EXERCISE DETAILS.
Please restate each entry exactly, without skipping any.

------------------------------------

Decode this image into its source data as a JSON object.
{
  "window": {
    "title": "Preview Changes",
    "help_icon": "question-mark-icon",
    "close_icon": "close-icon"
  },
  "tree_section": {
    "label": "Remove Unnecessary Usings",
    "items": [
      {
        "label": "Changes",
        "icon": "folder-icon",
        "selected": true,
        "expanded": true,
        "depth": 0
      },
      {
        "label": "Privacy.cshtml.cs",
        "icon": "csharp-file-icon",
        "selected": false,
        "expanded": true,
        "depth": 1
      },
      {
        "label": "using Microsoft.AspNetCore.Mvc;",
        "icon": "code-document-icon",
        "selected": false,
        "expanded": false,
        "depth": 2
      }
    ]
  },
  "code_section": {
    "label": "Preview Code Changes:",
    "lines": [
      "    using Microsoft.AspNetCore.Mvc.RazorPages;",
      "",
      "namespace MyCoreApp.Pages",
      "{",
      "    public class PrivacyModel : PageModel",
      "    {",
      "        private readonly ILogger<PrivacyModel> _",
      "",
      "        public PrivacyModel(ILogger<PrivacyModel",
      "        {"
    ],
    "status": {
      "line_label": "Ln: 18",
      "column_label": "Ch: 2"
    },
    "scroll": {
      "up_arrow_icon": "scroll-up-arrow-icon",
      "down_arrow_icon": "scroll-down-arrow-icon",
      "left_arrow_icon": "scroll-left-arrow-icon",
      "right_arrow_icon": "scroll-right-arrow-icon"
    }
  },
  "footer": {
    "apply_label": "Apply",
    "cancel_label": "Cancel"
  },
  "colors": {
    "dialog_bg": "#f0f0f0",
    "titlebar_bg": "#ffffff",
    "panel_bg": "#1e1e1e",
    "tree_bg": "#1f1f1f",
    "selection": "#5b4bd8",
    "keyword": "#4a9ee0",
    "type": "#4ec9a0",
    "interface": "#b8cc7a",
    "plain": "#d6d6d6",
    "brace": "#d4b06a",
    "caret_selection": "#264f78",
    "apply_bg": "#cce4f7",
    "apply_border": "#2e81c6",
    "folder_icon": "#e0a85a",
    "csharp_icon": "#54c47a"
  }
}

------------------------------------

ANSWER.
Decode this image into its source data as a JSON object.
{
  "window": {
    "title": "Preview Changes",
    "help_icon": "question-mark-icon",
    "close_icon": "close-icon"
  },
  "tree_section": {
    "label": "Remove Unnecessary Usings",
    "items": [
      {
        "label": "Changes",
        "icon": "folder-icon",
        "selected": true,
        "expanded": true,
        "depth": 0
      },
      {
        "label": "Privacy.cshtml.cs",
        "icon": "csharp-file-icon",
        "selected": false,
        "expanded": true,
        "depth": 1
      },
      {
        "label": "using Microsoft.AspNetCore.Mvc;",
        "icon": "code-document-icon",
        "selected": false,
        "expanded": false,
        "depth": 2
      }
    ]
  },
  "code_section": {
    "label": "Preview Code Changes:",
    "lines": [
      "    using Microsoft.AspNetCore.Mvc.RazorPages;",
      "",
      "namespace MyCoreApp.Pages",
      "{",
      "    public class PrivacyModel : PageModel",
      "    {",
      "        private readonly ILogger<PrivacyModel> _",
      "",
      "        public PrivacyModel(ILogger<PrivacyModel",
      "        {"
    ],
    "status": {
      "line_label": "Ln: 18",
      "column_label": "Ch: 2"
    },
    "scroll": {
      "up_arrow_icon": "scroll-up-arrow-icon",
      "down_arrow_icon": "scroll-down-arrow-icon",
      "left_arrow_icon": "scroll-left-arrow-icon",
      "right_arrow_icon": "scroll-right-arrow-icon"
    }
  },
  "footer": {
    "apply_label": "Apply",
    "cancel_label": "Cancel"
  },
  "colors": {
    "dialog_bg": "#f0f0f0",
    "titlebar_bg": "#ffffff",
    "panel_bg": "#1e1e1e",
    "tree_bg": "#1f1f1f",
    "selection": "#5b4bd8",
    "keyword": "#4a9ee0",
    "type": "#4ec9a0",
    "interface": "#b8cc7a",
    "plain": "#d6d6d6",
    "brace": "#d4b06a",
    "caret_selection": "#264f78",
    "apply_bg": "#cce4f7",
    "apply_border": "#2e81c6",
    "folder_icon": "#e0a85a",
    "csharp_icon": "#54c47a"
  }
}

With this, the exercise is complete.